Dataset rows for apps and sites
▼

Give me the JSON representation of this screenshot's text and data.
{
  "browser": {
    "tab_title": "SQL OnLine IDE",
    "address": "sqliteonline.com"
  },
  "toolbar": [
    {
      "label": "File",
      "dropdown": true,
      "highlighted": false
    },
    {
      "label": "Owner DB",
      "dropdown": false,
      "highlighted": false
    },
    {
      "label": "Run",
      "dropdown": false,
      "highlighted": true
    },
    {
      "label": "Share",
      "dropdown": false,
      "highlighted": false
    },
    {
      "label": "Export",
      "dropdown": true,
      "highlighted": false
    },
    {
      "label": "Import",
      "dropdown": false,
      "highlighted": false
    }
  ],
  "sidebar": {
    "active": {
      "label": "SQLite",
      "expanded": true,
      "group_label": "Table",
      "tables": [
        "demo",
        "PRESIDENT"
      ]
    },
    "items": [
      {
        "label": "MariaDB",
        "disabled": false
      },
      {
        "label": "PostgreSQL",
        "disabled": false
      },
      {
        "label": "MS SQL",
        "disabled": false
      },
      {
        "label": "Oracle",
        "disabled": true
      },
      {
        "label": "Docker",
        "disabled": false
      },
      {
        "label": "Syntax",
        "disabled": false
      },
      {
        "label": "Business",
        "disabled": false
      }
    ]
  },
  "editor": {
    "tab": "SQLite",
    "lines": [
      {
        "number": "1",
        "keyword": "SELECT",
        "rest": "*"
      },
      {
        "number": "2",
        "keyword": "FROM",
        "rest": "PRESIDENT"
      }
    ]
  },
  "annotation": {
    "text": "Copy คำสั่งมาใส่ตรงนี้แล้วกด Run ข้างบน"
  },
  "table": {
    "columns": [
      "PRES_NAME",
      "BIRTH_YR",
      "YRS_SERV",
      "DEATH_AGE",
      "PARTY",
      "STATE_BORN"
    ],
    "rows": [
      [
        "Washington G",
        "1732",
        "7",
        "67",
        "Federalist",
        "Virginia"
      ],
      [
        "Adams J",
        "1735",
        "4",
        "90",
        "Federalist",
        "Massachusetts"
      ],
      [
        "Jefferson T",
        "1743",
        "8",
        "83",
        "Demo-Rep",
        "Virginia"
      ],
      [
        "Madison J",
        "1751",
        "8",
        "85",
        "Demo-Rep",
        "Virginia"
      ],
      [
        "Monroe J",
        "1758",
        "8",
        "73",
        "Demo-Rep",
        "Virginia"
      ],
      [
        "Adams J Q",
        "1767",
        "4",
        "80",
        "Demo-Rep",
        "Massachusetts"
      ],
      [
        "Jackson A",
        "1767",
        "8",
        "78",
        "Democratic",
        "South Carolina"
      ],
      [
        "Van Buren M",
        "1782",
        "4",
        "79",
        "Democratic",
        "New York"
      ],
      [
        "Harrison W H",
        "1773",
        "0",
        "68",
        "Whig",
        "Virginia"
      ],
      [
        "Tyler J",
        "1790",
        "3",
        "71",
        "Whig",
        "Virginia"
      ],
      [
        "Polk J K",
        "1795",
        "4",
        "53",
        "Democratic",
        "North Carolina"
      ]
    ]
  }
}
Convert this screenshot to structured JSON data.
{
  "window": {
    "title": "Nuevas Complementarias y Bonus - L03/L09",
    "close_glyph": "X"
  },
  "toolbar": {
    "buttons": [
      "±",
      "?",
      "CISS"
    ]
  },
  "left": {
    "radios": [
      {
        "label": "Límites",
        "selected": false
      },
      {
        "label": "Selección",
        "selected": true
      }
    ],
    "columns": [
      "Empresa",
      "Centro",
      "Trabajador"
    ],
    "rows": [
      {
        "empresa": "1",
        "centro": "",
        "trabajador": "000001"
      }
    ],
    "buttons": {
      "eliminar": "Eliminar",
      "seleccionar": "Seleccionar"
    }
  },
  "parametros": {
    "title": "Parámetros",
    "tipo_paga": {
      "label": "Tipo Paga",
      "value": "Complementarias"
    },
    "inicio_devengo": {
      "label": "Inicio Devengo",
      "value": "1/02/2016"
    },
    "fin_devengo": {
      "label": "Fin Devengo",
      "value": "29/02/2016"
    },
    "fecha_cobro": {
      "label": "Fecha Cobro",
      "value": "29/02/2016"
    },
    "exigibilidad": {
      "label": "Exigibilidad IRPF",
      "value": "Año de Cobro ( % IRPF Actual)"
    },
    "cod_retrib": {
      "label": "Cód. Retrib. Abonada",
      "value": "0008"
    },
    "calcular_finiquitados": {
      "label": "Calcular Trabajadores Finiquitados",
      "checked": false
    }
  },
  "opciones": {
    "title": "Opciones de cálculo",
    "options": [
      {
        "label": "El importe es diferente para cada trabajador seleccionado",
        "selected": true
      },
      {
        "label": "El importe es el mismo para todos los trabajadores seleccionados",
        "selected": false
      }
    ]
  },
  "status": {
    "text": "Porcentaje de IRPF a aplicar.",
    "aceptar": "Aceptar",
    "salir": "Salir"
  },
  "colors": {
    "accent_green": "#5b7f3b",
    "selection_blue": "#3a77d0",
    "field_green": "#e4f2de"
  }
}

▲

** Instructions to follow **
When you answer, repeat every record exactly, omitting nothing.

** Answer for this exercise **
Give me the JSON representation of this screenshot's text and data.
{
  "browser": {
    "tab_title": "SQL OnLine IDE",
    "address": "sqliteonline.com"
  },
  "toolbar": [
    {
      "label": "File",
      "dropdown": true,
      "highlighted": false
    },
    {
      "label": "Owner DB",
      "dropdown": false,
      "highlighted": false
    },
    {
      "label": "Run",
      "dropdown": false,
      "highlighted": true
    },
    {
      "label": "Share",
      "dropdown": false,
      "highlighted": false
    },
    {
      "label": "Export",
      "dropdown": true,
      "highlighted": false
    },
    {
      "label": "Import",
      "dropdown": false,
      "highlighted": false
    }
  ],
  "sidebar": {
    "active": {
      "label": "SQLite",
      "expanded": true,
      "group_label": "Table",
      "tables": [
        "demo",
        "PRESIDENT"
      ]
    },
    "items": [
      {
        "label": "MariaDB",
        "disabled": false
      },
      {
        "label": "PostgreSQL",
        "disabled": false
      },
      {
        "label": "MS SQL",
        "disabled": false
      },
      {
        "label": "Oracle",
        "disabled": true
      },
      {
        "label": "Docker",
        "disabled": false
      },
      {
        "label": "Syntax",
        "disabled": false
      },
      {
        "label": "Business",
        "disabled": false
      }
    ]
  },
  "editor": {
    "tab": "SQLite",
    "lines": [
      {
        "number": "1",
        "keyword": "SELECT",
        "rest": "*"
      },
      {
        "number": "2",
        "keyword": "FROM",
        "rest": "PRESIDENT"
      }
    ]
  },
  "annotation": {
    "text": "Copy คำสั่งมาใส่ตรงนี้แล้วกด Run ข้างบน"
  },
  "table": {
    "columns": [
      "PRES_NAME",
      "BIRTH_YR",
      "YRS_SERV",
      "DEATH_AGE",
      "PARTY",
      "STATE_BORN"
    ],
    "rows": [
      [
        "Washington G",
        "1732",
        "7",
        "67",
        "Federalist",
        "Virginia"
      ],
      [
        "Adams J",
        "1735",
        "4",
        "90",
        "Federalist",
        "Massachusetts"
      ],
      [
        "Jefferson T",
        "1743",
        "8",
        "83",
        "Demo-Rep",
        "Virginia"
      ],
      [
        "Madison J",
        "1751",
        "8",
        "85",
        "Demo-Rep",
        "Virginia"
      ],
      [
        "Monroe J",
        "1758",
        "8",
        "73",
        "Demo-Rep",
        "Virginia"
      ],
      [
        "Adams J Q",
        "1767",
        "4",
        "80",
        "Demo-Rep",
        "Massachusetts"
      ],
      [
        "Jackson A",
        "1767",
        "8",
        "78",
        "Democratic",
        "South Carolina"
      ],
      [
        "Van Buren M",
        "1782",
        "4",
        "79",
        "Democratic",
        "New York"
      ],
      [
        "Harrison W H",
        "1773",
        "0",
        "68",
        "Whig",
        "Virginia"
      ],
      [
        "Tyler J",
        "1790",
        "3",
        "71",
        "Whig",
        "Virginia"
      ],
      [
        "Polk J K",
        "1795",
        "4",
        "53",
        "Democratic",
        "North Carolina"
      ]
    ]
  }
}
Convert this screenshot to structured JSON data.
{
  "window": {
    "title": "Nuevas Complementarias y Bonus - L03/L09",
    "close_glyph": "X"
  },
  "toolbar": {
    "buttons": [
      "±",
      "?",
      "CISS"
    ]
  },
  "left": {
    "radios": [
      {
        "label": "Límites",
        "selected": false
      },
      {
        "label": "Selección",
        "selected": true
      }
    ],
    "columns": [
      "Empresa",
      "Centro",
      "Trabajador"
    ],
    "rows": [
      {
        "empresa": "1",
        "centro": "",
        "trabajador": "000001"
      }
    ],
    "buttons": {
      "eliminar": "Eliminar",
      "seleccionar": "Seleccionar"
    }
  },
  "parametros": {
    "title": "Parámetros",
    "tipo_paga": {
      "label": "Tipo Paga",
      "value": "Complementarias"
    },
    "inicio_devengo": {
      "label": "Inicio Devengo",
      "value": "1/02/2016"
    },
    "fin_devengo": {
      "label": "Fin Devengo",
      "value": "29/02/2016"
    },
    "fecha_cobro": {
      "label": "Fecha Cobro",
      "value": "29/02/2016"
    },
    "exigibilidad": {
      "label": "Exigibilidad IRPF",
      "value": "Año de Cobro ( % IRPF Actual)"
    },
    "cod_retrib": {
      "label": "Cód. Retrib. Abonada",
      "value": "0008"
    },
    "calcular_finiquitados": {
      "label": "Calcular Trabajadores Finiquitados",
      "checked": false
    }
  },
  "opciones": {
    "title": "Opciones de cálculo",
    "options": [
      {
        "label": "El importe es diferente para cada trabajador seleccionado",
        "selected": true
      },
      {
        "label": "El importe es el mismo para todos los trabajadores seleccionados",
        "selected": false
      }
    ]
  },
  "status": {
    "text": "Porcentaje de IRPF a aplicar.",
    "aceptar": "Aceptar",
    "salir": "Salir"
  },
  "colors": {
    "accent_green": "#5b7f3b",
    "selection_blue": "#3a77d0",
    "field_green": "#e4f2de"
  }
}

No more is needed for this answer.